“In addition to her excellent research activities, Erin Buckley served as co-chair of the Coulter biomedical engineering department’s Culture, Diversity, and Inclusion (CD&I) Committee, and created new training modules focused on “Lab Culture,” said Susan Margulies, chair of the Wallace H. Coulter Department of Biomedical Engineering at Emory University and Georgia Tech.
Buckley’s laboratory is currently focused on improving clinical outcomes in pediatric patients at high-risk for brain injury. Her lab studies the brain using two novel optical techniques known as diffuse correlation spectroscopy (DCS) and frequency domain near-infrared spectroscopy (FDNIRS). When combined, these non-invasive optical techniques can be used to quantify cerebral oxygenation, blood volume, blood flow, and oxygen metabolism.
In October, 2019, physicsworld, recognized her work to improve the assessment of cerebral blood flow in children with sickle cell disease using low-cost, non-invasive diffuse correlation spectroscopy (DCS). In Buckley’s view, DCS offers numerous other advantages over traditional neuroimaging modalities that measure brain blood flow. To begin with, she highlights the fact that the manufacturing cost of a DCS system – in the region of $40,000 for the system used in the study – is orders of magnitude lower in cost than positron emission tomography (PET) and magnetic resonance imaging (MRI).

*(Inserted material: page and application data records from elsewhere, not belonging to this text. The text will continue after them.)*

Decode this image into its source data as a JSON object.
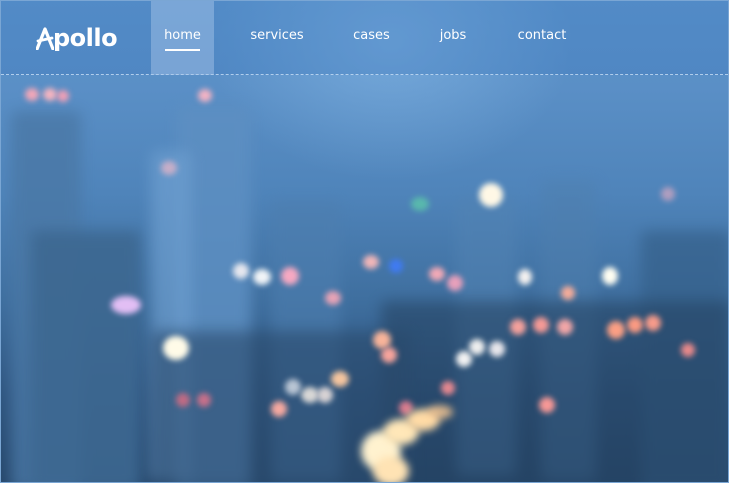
{
  "brand": {
    "logo_text": "pollo",
    "logo_icon": "apollo-a-logo-icon"
  },
  "nav": {
    "items": [
      {
        "label": "home",
        "active": true
      },
      {
        "label": "services",
        "active": false
      },
      {
        "label": "cases",
        "active": false
      },
      {
        "label": "jobs",
        "active": false
      },
      {
        "label": "contact",
        "active": false
      }
    ]
  },
  "hero": {
    "background": "blurred-city-night-bokeh-hearts"
  },
  "colors": {
    "accent": "#ffffff",
    "sky": "#5a8fc6",
    "nav_active": "#9fbde0"
  }
}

Wallace H. Coulter Department of Biomedical Engineering
Georgia Institute of Technology